Search the entries for the word "Schulleitungs" and report each line that has it.

++++

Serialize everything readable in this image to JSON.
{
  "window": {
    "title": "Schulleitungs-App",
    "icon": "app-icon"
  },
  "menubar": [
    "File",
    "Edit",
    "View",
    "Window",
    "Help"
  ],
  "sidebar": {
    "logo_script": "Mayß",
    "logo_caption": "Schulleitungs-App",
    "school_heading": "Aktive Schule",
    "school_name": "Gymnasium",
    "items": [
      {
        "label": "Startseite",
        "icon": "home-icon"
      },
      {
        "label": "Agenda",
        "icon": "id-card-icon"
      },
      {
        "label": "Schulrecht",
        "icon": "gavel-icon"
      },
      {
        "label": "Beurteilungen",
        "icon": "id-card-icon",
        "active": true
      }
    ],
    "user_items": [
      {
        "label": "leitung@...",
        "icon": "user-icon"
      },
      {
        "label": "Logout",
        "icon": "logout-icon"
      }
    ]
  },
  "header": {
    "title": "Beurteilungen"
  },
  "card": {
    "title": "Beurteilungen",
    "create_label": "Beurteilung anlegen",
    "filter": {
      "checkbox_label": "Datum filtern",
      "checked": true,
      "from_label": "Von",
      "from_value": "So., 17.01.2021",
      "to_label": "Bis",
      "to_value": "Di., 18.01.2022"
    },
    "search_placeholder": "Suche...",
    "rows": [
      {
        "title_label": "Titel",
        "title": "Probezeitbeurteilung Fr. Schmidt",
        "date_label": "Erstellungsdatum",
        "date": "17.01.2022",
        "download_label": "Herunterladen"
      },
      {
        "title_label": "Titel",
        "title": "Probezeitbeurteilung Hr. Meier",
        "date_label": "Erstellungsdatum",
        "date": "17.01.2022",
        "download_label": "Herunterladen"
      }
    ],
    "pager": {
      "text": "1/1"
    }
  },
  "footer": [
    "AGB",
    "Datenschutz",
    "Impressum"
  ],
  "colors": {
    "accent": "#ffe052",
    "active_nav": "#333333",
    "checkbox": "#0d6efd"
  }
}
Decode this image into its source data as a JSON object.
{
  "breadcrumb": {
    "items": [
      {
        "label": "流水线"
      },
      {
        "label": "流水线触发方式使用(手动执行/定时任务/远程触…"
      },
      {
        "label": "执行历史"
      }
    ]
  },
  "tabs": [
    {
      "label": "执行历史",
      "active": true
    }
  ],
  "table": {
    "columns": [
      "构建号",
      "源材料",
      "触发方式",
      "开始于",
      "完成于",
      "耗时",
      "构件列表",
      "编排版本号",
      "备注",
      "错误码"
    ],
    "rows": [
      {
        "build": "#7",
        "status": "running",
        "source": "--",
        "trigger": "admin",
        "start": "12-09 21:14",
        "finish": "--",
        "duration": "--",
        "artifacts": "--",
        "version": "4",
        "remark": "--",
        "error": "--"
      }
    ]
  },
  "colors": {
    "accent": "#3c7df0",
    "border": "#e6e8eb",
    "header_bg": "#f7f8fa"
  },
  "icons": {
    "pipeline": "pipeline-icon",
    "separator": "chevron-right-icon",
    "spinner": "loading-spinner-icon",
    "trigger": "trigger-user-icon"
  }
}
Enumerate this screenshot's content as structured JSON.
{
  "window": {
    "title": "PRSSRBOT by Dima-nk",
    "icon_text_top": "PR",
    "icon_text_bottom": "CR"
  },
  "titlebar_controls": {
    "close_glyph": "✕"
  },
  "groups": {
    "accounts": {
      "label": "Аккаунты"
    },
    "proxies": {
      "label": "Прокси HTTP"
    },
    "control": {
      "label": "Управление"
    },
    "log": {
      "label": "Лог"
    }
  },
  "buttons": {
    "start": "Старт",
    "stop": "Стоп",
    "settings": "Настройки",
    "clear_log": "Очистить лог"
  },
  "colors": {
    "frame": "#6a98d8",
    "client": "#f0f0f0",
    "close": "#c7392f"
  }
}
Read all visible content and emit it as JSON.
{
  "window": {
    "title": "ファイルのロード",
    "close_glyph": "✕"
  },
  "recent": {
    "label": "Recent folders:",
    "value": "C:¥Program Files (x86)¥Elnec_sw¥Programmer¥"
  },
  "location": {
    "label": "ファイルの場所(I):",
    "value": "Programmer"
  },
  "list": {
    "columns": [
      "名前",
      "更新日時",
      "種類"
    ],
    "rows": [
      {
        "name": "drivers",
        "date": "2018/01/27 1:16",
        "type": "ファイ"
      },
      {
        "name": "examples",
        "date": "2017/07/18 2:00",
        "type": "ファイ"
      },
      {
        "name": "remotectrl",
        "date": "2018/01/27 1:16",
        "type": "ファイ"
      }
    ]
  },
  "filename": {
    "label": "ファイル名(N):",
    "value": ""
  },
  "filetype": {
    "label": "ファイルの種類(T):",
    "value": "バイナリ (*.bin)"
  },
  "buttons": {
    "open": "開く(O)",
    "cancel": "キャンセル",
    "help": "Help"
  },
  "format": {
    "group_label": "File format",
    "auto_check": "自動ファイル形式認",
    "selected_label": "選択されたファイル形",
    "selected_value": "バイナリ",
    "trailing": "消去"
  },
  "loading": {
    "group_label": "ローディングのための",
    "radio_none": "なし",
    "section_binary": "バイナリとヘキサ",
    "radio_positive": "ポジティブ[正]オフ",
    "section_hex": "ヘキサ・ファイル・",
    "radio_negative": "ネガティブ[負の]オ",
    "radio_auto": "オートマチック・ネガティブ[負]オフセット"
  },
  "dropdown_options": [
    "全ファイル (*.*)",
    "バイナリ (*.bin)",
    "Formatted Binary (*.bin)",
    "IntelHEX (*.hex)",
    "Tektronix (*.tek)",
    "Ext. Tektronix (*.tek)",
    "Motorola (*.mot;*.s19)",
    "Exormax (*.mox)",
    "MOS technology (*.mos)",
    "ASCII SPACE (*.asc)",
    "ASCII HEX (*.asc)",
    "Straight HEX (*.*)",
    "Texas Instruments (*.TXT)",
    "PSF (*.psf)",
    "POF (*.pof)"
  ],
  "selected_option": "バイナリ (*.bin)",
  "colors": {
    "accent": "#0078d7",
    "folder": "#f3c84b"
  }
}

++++

> [Answer for this exercise]
    "title": "Schulleitungs-App",
    "logo_caption": "Schulleitungs-App",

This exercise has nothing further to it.